[Dataset rows describing interfaces]

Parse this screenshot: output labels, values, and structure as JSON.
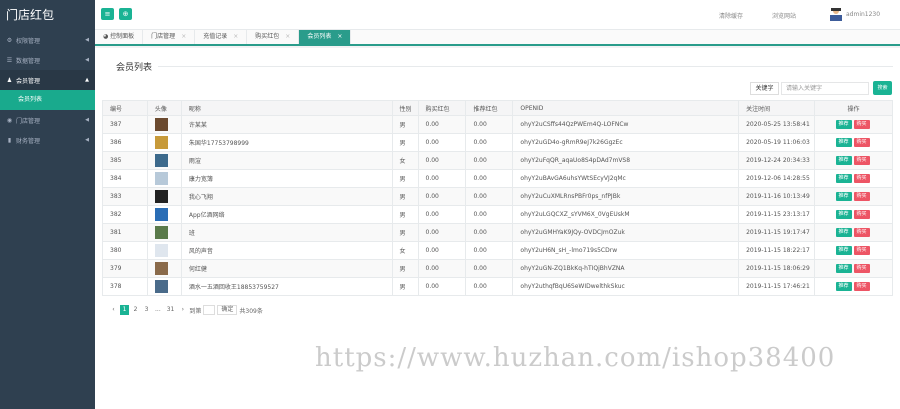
{
  "app": {
    "title": "门店红包"
  },
  "sidebar": {
    "items": [
      {
        "label": "权限管理",
        "icon": "gear-icon"
      },
      {
        "label": "数据管理",
        "icon": "list-icon"
      },
      {
        "label": "会员管理",
        "icon": "users-icon"
      },
      {
        "label": "门店管理",
        "icon": "circle-icon"
      },
      {
        "label": "财务管理",
        "icon": "bar-chart-icon"
      }
    ],
    "sub_item": "会员列表"
  },
  "header": {
    "links": [
      "清除缓存",
      "浏览网站"
    ],
    "user": "admin1230"
  },
  "tabs": [
    {
      "label": "控制面板",
      "active": false,
      "closable": false
    },
    {
      "label": "门店管理",
      "active": false,
      "closable": true
    },
    {
      "label": "充值记录",
      "active": false,
      "closable": true
    },
    {
      "label": "购买红包",
      "active": false,
      "closable": true
    },
    {
      "label": "会员列表",
      "active": true,
      "closable": true
    }
  ],
  "main": {
    "title": "会员列表",
    "keyword_label": "关键字",
    "search_placeholder": "请输入关键字",
    "search_button": "搜索",
    "columns": [
      "编号",
      "头像",
      "昵称",
      "性别",
      "购买红包",
      "推荐红包",
      "OPENID",
      "关注时间",
      "操作"
    ],
    "rows": [
      {
        "id": "387",
        "name": "许某某",
        "gender": "男",
        "buy": "0.00",
        "rec": "0.00",
        "openid": "ohyY2uCSffs44QzPWEm4Q-LOFNCw",
        "time": "2020-05-25 13:58:41",
        "avatar_color": "#6b4a2f"
      },
      {
        "id": "386",
        "name": "朱国华17753798999",
        "gender": "男",
        "buy": "0.00",
        "rec": "0.00",
        "openid": "ohyY2uGD4o-gRmR9eJ7k26GgzEc",
        "time": "2020-05-19 11:06:03",
        "avatar_color": "#c79a3a"
      },
      {
        "id": "385",
        "name": "雨渲",
        "gender": "女",
        "buy": "0.00",
        "rec": "0.00",
        "openid": "ohyY2uFqQR_aqaUo8S4pDAd7mVS8",
        "time": "2019-12-24 20:34:33",
        "avatar_color": "#3d6a8c"
      },
      {
        "id": "384",
        "name": "康力宽簿",
        "gender": "男",
        "buy": "0.00",
        "rec": "0.00",
        "openid": "ohyY2uBAvGA6uhsYWtSEcyVJ2qMc",
        "time": "2019-12-06 14:28:55",
        "avatar_color": "#b7c9d9"
      },
      {
        "id": "383",
        "name": "我心飞翔",
        "gender": "男",
        "buy": "0.00",
        "rec": "0.00",
        "openid": "ohyY2uCuXMLRnsPBFr0ps_nfPJBk",
        "time": "2019-11-16 10:13:49",
        "avatar_color": "#222222"
      },
      {
        "id": "382",
        "name": "App亿酒网络",
        "gender": "男",
        "buy": "0.00",
        "rec": "0.00",
        "openid": "ohyY2uLGQCXZ_sYVM6X_0VgEUskM",
        "time": "2019-11-15 23:13:17",
        "avatar_color": "#2a6db5"
      },
      {
        "id": "381",
        "name": "班",
        "gender": "男",
        "buy": "0.00",
        "rec": "0.00",
        "openid": "ohyY2uGMHYaK9JQy-OVDCJmOZuk",
        "time": "2019-11-15 19:17:47",
        "avatar_color": "#5a7a4a"
      },
      {
        "id": "380",
        "name": "风的声音",
        "gender": "女",
        "buy": "0.00",
        "rec": "0.00",
        "openid": "ohyY2uH6N_sH_-lmo719s5CDrw",
        "time": "2019-11-15 18:22:17",
        "avatar_color": "#dfe6ee"
      },
      {
        "id": "379",
        "name": "何红健",
        "gender": "男",
        "buy": "0.00",
        "rec": "0.00",
        "openid": "ohyY2uGN-ZQ1BkKq-hTIQjBhVZNA",
        "time": "2019-11-15 18:06:29",
        "avatar_color": "#8a6a4a"
      },
      {
        "id": "378",
        "name": "酒水一五酒回收王18853759527",
        "gender": "男",
        "buy": "0.00",
        "rec": "0.00",
        "openid": "ohyY2uthqfBqU6SeWIDwelthkSkuc",
        "time": "2019-11-15 17:46:21",
        "avatar_color": "#4a6b8a"
      }
    ],
    "actions": [
      "推荐",
      "购买"
    ]
  },
  "pagination": {
    "pages": [
      "1",
      "2",
      "3",
      "...",
      "31"
    ],
    "current": "1",
    "jump_label": "到第",
    "go_label": "确定",
    "total": "共309条"
  },
  "watermark": "https://www.huzhan.com/ishop38400",
  "colors": {
    "accent": "#1ab394",
    "sidebar": "#2f4050",
    "danger": "#ed5565"
  }
}
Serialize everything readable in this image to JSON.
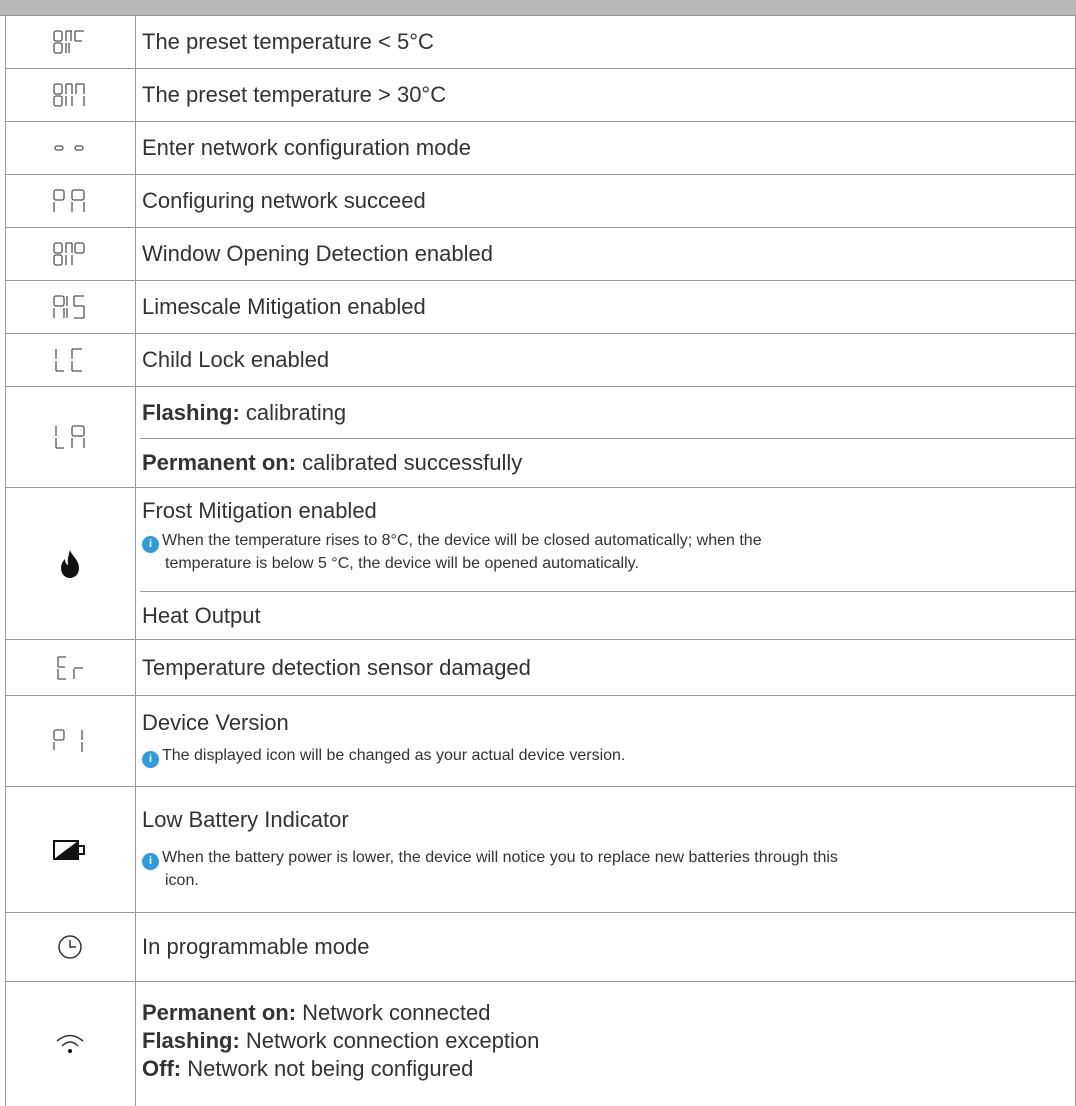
{
  "rows": [
    {
      "icon": "segment-display-off-icon",
      "text": "The preset temperature < 5°C"
    },
    {
      "icon": "segment-display-on-icon",
      "text": "The preset temperature > 30°C"
    },
    {
      "icon": "double-dash-icon",
      "text": "Enter network configuration mode"
    },
    {
      "icon": "segment-display-pa-icon",
      "text": "Configuring network succeed"
    },
    {
      "icon": "segment-display-op-icon",
      "text": "Window Opening Detection enabled"
    },
    {
      "icon": "segment-display-as-icon",
      "text": "Limescale Mitigation enabled"
    },
    {
      "icon": "segment-display-lc-icon",
      "text": "Child Lock enabled"
    },
    {
      "icon": "segment-display-la-icon",
      "lines": [
        {
          "label": "Flashing:",
          "text": " calibrating"
        },
        {
          "label": "Permanent on:",
          "text": " calibrated successfully"
        }
      ]
    },
    {
      "icon": "flame-icon",
      "text": "Frost Mitigation enabled",
      "note": "When the temperature rises to 8°C, the device will be closed automatically; when the",
      "note_cont": "temperature is below 5 °C, the device will be opened automatically.",
      "extra": "Heat Output"
    },
    {
      "icon": "segment-display-er-icon",
      "text": "Temperature detection sensor damaged"
    },
    {
      "icon": "segment-display-p1-icon",
      "text": "Device Version",
      "note": "The displayed icon will be changed as your actual device version."
    },
    {
      "icon": "low-battery-icon",
      "text": "Low Battery Indicator",
      "note": "When the battery power is lower, the device will notice you to replace new batteries through this",
      "note_cont": "icon."
    },
    {
      "icon": "clock-icon",
      "text": "In programmable mode"
    },
    {
      "icon": "wifi-icon",
      "lines": [
        {
          "label": "Permanent on:",
          "text": " Network connected"
        },
        {
          "label": "Flashing:",
          "text": " Network connection exception"
        },
        {
          "label": "Off:",
          "text": " Network not being configured"
        }
      ]
    }
  ],
  "info_glyph": "i"
}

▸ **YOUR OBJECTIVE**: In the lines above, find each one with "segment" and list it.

▸ **EXERCISE SOLUTION**:
      "icon": "segment-display-off-icon",
      "icon": "segment-display-on-icon",
      "icon": "segment-display-pa-icon",
      "icon": "segment-display-op-icon",
      "icon": "segment-display-as-icon",
      "icon": "segment-display-lc-icon",
      "icon": "segment-display-la-icon",
      "icon": "segment-display-er-icon",
      "icon": "segment-display-p1-icon",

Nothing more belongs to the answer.